### PROBLEM DESCRIPTION
Once you find a line containing the word "timestamp" in the entries below, copy it.

### INFORMATION GIVEN

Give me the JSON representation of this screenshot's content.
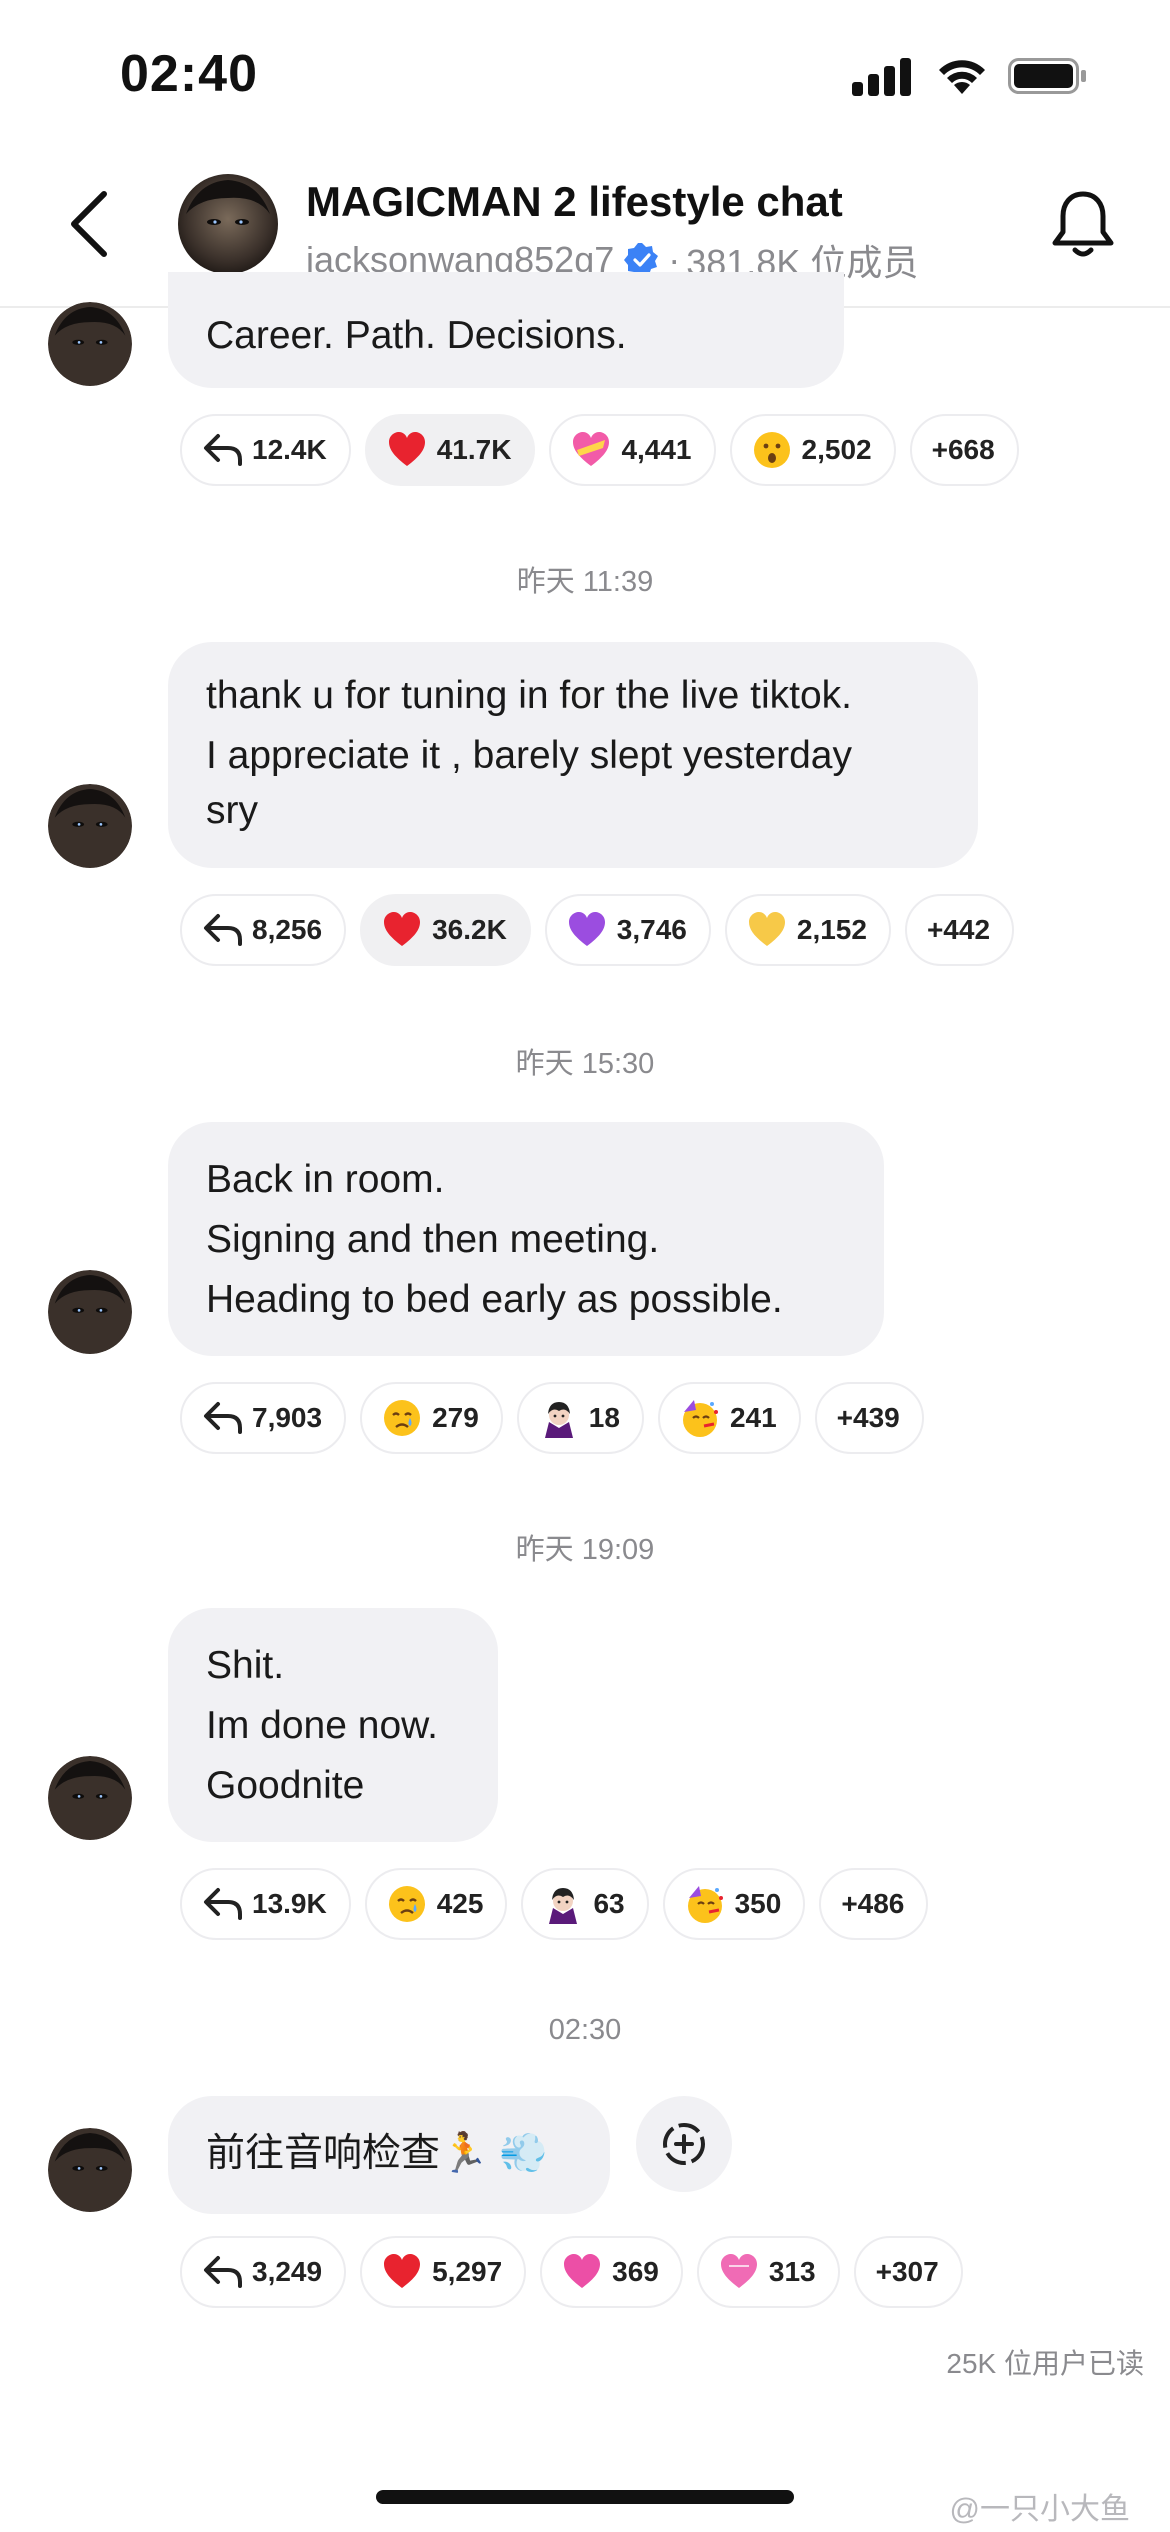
{
  "status_bar": {
    "time": "02:40"
  },
  "header": {
    "title": "MAGICMAN 2 lifestyle chat",
    "handle": "jacksonwang852g7",
    "separator": "·",
    "members": "381.8K 位成员"
  },
  "messages": [
    {
      "timestamp": "",
      "lines": [
        "Career. Path. Decisions."
      ],
      "reactions": [
        {
          "icon": "reply-icon",
          "count": "12.4K",
          "active": false
        },
        {
          "icon": "red-heart-emoji",
          "count": "41.7K",
          "active": true
        },
        {
          "icon": "heart-ribbon-emoji",
          "count": "4,441",
          "active": false
        },
        {
          "icon": "surprised-face-emoji",
          "count": "2,502",
          "active": false
        },
        {
          "icon": "",
          "count": "+668",
          "active": false
        }
      ]
    },
    {
      "timestamp": "昨天 11:39",
      "lines": [
        "thank u for tuning in for the live tiktok.",
        "I appreciate it , barely slept yesterday",
        "sry"
      ],
      "reactions": [
        {
          "icon": "reply-icon",
          "count": "8,256",
          "active": false
        },
        {
          "icon": "red-heart-emoji",
          "count": "36.2K",
          "active": true
        },
        {
          "icon": "purple-heart-emoji",
          "count": "3,746",
          "active": false
        },
        {
          "icon": "yellow-heart-emoji",
          "count": "2,152",
          "active": false
        },
        {
          "icon": "",
          "count": "+442",
          "active": false
        }
      ]
    },
    {
      "timestamp": "昨天 15:30",
      "lines": [
        "Back in room.",
        "Signing and then meeting.",
        "Heading to bed early as possible."
      ],
      "reactions": [
        {
          "icon": "reply-icon",
          "count": "7,903",
          "active": false
        },
        {
          "icon": "crying-face-emoji",
          "count": "279",
          "active": false
        },
        {
          "icon": "vampire-emoji",
          "count": "18",
          "active": false
        },
        {
          "icon": "party-face-emoji",
          "count": "241",
          "active": false
        },
        {
          "icon": "",
          "count": "+439",
          "active": false
        }
      ]
    },
    {
      "timestamp": "昨天 19:09",
      "lines": [
        "Shit.",
        "Im done now.",
        "Goodnite"
      ],
      "reactions": [
        {
          "icon": "reply-icon",
          "count": "13.9K",
          "active": false
        },
        {
          "icon": "crying-face-emoji",
          "count": "425",
          "active": false
        },
        {
          "icon": "vampire-emoji",
          "count": "63",
          "active": false
        },
        {
          "icon": "party-face-emoji",
          "count": "350",
          "active": false
        },
        {
          "icon": "",
          "count": "+486",
          "active": false
        }
      ]
    },
    {
      "timestamp": "02:30",
      "lines": [
        "前往音响检查🏃 💨"
      ],
      "reactions": [
        {
          "icon": "reply-icon",
          "count": "3,249",
          "active": false
        },
        {
          "icon": "red-heart-emoji",
          "count": "5,297",
          "active": false
        },
        {
          "icon": "pink-heart-emoji",
          "count": "369",
          "active": false
        },
        {
          "icon": "heart-ribbon-emoji",
          "count": "313",
          "active": false
        },
        {
          "icon": "",
          "count": "+307",
          "active": false
        }
      ]
    }
  ],
  "read_receipt": "25K 位用户已读",
  "watermark": "@一只小大鱼",
  "colors": {
    "bubble": "#f1f1f4",
    "muted_text": "#8a8a8e",
    "verified_blue": "#3b82f6",
    "red_heart": "#e8232f",
    "purple_heart": "#9b4de0",
    "yellow_heart": "#f7c948",
    "pink_heart": "#ec4fa6"
  }
}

### TASK SOLUTION
      "timestamp": "",
      "timestamp": "昨天 11:39",
      "timestamp": "昨天 15:30",
      "timestamp": "昨天 19:09",
      "timestamp": "02:30",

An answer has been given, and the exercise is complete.